But . . . I have a constant feeling that I'm failing because when I'm with my family all of these massive improvements seem to disappear. I easily become spacey/checked out. My tolerance for stress drops. I don't feel confident. I become confused and frustrated and find myself not even really understanding what the heck is going on or how I can respond effectively. I am triggered easily and react in ways that make difficult situations more difficult. My partner and kids describe me as reactive, easily angered, lacking in diplomacy, and worst of all "the witch of the west"! My family life feels like four atoms in an apartment bouncing around with no direction. All four of us contribute and my partner and I are the supposed captains of the ship and are often metaphorically bouncing around as much as the kids. It's dizzying. I actually feel physically dizzy most of the time that I'm with my family. It's like being carsick. This may or may not be a common feeling, but I think we've made an art of it and taken it to an extreme. How can I feel so focused and purposeful outside of my home and so totally lost at home? I have this urge to learn all of this new stuff with my new confidence and ability, but I'm having do much difficulty becoming unified team with my family - an effective unit who can enjoy time together and solve problems together. We sometimes do, but we often don't. My partner and I feel that we're falling quite short of our goals as parents. A term that my five year old likes to use to describe falling short of goals is "flipping, spinning, and jumping". Example: "Instead of going to the playground as we'd planned, we stayed home and flipped, and spun, and jumped." It's sad, but I think quite accurate and I love the visual that it evokes. Atoms bouncing around. My goal is to improve my contribution to the whole. I may not always succeed, but my intention is to only make positive contributions to my family that are supportive and bring us together. Learning any other skill seems like a piece of cake compared to this one.
A fun and healing aspect of writing this blog is also that it's a way to bring my family in to what I do outside of home more. Some Alexander Technique teachers work from home. I don't and so my work is another world from my family. My partner is a full-time dad and I'm the "breadwinner", so there's a bit of a divide between them and me. We're working on making some big changes in terms of how we interrelate, how we organize our home, and how we support one another and I'm diving in and going for it amidst the chaos. "Sleeping On Sandwiches" is a perfect title for this blog series. Other similarly ideal titles would be "Babysitting the Bathroom" or "Shoes in the Kitchen Cabinet". More on all that in future posts and if you feel so moved, share your thoughts in the comments section below.
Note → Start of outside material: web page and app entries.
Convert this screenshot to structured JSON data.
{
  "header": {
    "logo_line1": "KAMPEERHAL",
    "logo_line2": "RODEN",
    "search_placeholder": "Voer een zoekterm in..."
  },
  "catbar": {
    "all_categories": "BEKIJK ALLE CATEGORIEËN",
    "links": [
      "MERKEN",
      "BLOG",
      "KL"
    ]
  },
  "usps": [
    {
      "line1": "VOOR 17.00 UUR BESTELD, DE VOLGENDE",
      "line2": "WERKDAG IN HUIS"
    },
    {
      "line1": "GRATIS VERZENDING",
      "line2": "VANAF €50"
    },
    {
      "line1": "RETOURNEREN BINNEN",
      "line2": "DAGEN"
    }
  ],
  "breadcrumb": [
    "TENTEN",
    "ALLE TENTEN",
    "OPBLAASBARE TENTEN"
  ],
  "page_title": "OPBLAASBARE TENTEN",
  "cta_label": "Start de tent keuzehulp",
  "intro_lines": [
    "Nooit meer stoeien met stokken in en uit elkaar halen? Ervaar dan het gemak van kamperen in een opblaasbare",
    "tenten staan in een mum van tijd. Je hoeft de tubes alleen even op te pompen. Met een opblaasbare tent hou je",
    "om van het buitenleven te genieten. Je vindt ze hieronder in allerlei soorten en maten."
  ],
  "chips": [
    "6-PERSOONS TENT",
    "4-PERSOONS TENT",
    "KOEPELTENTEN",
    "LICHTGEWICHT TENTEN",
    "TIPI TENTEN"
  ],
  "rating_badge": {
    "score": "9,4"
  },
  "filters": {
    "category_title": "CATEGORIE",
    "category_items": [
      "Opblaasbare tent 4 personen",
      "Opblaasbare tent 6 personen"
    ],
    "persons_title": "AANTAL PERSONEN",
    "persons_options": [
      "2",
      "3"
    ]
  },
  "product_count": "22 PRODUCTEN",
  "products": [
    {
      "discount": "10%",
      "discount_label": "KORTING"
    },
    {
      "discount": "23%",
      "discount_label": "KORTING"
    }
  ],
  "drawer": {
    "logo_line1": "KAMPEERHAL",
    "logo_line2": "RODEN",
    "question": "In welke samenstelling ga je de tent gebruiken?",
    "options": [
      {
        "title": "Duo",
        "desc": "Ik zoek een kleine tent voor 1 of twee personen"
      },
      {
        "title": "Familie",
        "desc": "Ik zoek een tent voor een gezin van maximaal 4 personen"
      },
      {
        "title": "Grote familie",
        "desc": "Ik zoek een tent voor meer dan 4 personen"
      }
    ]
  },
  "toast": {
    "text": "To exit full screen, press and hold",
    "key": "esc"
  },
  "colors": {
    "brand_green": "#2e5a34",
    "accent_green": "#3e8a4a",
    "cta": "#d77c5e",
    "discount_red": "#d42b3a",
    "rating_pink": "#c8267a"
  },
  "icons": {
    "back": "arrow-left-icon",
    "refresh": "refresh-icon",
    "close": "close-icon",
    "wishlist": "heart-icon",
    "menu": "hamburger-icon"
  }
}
I hope you are having a lovely, sticky first day of summer and if you are in the Northeast part of the U.S., stay cool, drink plenty of water, and carry your winter coat in your bag to stay warm on the subway.